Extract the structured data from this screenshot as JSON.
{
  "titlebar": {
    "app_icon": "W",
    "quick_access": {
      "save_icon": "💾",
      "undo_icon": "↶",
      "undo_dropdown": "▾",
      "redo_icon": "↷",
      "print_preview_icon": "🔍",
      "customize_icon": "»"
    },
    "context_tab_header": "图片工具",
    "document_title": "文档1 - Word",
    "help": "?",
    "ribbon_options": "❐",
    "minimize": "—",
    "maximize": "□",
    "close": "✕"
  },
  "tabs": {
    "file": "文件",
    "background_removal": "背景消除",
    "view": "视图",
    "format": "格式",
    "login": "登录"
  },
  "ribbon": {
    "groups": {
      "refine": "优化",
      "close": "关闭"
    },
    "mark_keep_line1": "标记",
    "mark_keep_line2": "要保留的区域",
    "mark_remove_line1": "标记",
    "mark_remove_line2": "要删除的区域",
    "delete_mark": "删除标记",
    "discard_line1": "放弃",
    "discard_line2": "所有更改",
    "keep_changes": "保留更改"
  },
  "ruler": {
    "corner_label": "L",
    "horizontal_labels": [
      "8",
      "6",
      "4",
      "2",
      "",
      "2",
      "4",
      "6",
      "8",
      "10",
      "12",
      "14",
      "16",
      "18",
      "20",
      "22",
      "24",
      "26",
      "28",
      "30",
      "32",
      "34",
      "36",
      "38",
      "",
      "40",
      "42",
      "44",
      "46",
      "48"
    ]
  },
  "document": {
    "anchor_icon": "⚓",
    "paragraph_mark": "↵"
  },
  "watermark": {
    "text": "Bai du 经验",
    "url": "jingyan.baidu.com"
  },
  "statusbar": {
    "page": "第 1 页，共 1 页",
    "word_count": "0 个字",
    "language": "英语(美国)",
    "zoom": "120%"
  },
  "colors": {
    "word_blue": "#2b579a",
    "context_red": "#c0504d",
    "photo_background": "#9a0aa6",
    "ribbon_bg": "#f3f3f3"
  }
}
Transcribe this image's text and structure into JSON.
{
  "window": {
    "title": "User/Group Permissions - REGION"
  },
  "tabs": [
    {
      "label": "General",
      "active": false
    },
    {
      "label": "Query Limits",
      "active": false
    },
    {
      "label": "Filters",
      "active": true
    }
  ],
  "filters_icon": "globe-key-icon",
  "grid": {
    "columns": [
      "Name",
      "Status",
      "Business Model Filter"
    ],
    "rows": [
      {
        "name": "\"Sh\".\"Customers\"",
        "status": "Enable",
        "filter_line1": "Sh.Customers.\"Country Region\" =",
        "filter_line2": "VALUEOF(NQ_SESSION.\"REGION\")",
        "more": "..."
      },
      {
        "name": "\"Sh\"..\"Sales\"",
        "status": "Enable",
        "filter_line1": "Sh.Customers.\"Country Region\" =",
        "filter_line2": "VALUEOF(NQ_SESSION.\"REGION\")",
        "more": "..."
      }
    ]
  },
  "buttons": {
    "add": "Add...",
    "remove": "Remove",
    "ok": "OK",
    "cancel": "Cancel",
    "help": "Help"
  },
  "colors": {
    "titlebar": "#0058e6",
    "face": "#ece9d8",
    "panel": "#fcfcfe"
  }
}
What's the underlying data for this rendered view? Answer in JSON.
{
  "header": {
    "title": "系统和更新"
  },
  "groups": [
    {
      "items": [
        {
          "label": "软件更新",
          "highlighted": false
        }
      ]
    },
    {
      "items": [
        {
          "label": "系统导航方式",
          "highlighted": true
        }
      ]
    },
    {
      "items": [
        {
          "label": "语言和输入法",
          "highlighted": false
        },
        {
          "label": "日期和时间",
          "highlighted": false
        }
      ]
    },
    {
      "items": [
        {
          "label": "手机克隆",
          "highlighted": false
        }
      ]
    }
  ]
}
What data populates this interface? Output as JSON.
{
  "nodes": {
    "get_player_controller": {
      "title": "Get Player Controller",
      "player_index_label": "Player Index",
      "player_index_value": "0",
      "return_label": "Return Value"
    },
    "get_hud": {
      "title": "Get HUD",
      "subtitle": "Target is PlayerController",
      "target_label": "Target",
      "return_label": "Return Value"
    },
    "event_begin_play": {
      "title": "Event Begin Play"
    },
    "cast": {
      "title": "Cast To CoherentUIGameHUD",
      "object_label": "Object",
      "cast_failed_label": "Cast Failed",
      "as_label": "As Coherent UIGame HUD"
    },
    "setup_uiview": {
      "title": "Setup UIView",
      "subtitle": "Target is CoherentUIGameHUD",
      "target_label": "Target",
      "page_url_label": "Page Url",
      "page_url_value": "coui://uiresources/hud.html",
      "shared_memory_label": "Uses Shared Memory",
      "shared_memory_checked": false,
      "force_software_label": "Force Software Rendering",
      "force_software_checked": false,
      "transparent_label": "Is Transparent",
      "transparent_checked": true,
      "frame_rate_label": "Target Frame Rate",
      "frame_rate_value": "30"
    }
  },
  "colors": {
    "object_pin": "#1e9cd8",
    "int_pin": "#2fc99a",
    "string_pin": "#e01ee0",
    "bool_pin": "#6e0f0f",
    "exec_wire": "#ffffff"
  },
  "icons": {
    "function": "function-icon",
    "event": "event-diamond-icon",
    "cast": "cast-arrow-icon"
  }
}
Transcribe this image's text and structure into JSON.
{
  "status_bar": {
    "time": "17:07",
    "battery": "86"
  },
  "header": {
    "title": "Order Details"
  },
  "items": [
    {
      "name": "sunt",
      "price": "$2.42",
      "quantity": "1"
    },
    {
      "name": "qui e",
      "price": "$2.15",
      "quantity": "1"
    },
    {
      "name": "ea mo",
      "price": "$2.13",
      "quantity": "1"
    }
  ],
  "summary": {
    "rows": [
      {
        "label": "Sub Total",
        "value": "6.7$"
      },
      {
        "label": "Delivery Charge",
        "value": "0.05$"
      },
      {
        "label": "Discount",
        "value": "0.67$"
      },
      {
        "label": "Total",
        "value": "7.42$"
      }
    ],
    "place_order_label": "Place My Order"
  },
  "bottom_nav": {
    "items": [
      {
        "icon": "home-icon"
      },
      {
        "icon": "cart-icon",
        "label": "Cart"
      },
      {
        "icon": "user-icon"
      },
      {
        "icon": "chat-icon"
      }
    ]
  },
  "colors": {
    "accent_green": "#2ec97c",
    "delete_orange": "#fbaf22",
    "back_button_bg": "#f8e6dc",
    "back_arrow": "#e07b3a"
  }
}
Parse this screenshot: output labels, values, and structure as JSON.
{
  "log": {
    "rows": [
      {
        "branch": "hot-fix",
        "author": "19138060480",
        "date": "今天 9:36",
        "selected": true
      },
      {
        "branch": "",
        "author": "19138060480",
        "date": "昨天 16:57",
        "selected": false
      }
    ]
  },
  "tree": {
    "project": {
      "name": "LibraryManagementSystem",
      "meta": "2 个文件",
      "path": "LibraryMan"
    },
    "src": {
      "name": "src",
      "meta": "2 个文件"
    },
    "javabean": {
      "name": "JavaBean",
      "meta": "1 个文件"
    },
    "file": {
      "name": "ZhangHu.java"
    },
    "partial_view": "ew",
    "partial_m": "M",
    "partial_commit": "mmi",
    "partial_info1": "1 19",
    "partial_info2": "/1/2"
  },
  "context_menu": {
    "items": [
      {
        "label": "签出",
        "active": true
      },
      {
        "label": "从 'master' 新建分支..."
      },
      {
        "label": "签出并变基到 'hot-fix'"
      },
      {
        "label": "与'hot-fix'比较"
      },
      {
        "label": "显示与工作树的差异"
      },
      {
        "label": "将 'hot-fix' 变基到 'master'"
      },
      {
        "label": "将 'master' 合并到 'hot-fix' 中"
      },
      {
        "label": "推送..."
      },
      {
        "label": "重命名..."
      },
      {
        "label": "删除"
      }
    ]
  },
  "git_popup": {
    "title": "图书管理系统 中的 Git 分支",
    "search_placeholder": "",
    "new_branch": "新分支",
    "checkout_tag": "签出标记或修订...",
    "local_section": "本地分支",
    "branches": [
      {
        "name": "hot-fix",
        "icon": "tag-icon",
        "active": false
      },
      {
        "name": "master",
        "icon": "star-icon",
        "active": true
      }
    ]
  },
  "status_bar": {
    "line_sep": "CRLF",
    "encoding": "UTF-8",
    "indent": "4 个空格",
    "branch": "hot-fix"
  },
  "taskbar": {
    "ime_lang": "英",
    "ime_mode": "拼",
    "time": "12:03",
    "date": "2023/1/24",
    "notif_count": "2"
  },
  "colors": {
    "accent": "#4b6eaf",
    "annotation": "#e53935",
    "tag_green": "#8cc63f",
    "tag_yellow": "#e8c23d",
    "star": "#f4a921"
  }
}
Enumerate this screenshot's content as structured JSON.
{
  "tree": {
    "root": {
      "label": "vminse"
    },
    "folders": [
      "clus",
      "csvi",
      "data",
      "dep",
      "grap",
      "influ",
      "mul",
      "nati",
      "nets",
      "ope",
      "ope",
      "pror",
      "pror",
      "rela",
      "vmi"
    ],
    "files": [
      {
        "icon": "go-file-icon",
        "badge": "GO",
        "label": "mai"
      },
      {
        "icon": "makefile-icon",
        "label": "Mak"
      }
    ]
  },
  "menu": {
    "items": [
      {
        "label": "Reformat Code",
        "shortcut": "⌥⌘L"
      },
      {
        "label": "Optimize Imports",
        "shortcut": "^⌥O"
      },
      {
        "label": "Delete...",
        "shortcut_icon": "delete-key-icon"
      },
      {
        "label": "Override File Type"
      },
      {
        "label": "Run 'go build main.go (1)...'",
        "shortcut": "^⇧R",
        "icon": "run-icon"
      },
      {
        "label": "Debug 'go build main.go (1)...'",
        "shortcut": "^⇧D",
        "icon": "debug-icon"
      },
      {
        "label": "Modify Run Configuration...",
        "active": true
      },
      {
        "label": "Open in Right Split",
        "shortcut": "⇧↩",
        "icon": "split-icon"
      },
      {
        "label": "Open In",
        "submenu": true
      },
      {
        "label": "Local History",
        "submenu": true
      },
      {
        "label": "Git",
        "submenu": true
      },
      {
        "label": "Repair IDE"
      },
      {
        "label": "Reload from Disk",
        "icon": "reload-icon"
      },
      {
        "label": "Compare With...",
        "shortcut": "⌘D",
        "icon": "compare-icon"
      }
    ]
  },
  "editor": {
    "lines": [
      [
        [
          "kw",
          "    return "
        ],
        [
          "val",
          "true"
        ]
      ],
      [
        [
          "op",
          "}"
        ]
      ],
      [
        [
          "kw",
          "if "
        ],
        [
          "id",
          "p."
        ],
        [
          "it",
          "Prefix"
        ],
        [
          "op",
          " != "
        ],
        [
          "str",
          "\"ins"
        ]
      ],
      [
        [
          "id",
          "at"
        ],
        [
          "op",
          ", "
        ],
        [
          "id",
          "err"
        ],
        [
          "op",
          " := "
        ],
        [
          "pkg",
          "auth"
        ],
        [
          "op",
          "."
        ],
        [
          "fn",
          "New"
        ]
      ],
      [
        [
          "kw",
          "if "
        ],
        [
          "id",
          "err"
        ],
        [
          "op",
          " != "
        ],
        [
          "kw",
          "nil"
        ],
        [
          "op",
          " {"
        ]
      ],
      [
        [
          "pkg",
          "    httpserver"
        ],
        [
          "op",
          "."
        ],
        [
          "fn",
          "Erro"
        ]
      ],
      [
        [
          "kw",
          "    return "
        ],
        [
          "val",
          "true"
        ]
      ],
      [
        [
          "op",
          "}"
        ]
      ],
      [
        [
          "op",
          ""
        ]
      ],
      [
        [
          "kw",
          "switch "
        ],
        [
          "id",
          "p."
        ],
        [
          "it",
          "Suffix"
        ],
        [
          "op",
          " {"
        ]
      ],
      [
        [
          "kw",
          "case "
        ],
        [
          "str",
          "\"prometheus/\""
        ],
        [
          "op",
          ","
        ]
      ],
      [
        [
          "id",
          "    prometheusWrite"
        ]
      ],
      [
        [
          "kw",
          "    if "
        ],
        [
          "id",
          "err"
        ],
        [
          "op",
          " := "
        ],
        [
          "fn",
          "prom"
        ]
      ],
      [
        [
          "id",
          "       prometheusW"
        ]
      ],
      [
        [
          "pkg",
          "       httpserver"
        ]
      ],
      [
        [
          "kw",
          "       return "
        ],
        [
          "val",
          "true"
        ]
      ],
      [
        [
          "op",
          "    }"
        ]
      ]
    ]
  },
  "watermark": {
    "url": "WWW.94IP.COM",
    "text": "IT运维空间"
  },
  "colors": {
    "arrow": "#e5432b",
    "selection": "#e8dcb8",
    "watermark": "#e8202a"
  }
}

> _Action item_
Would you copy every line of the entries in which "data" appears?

> _Your solution_
Extract the structured data from this screenshot as JSON.
What's the underlying data for this rendered view? Answer in JSON.
What data populates this interface? Output as JSON.
      "data",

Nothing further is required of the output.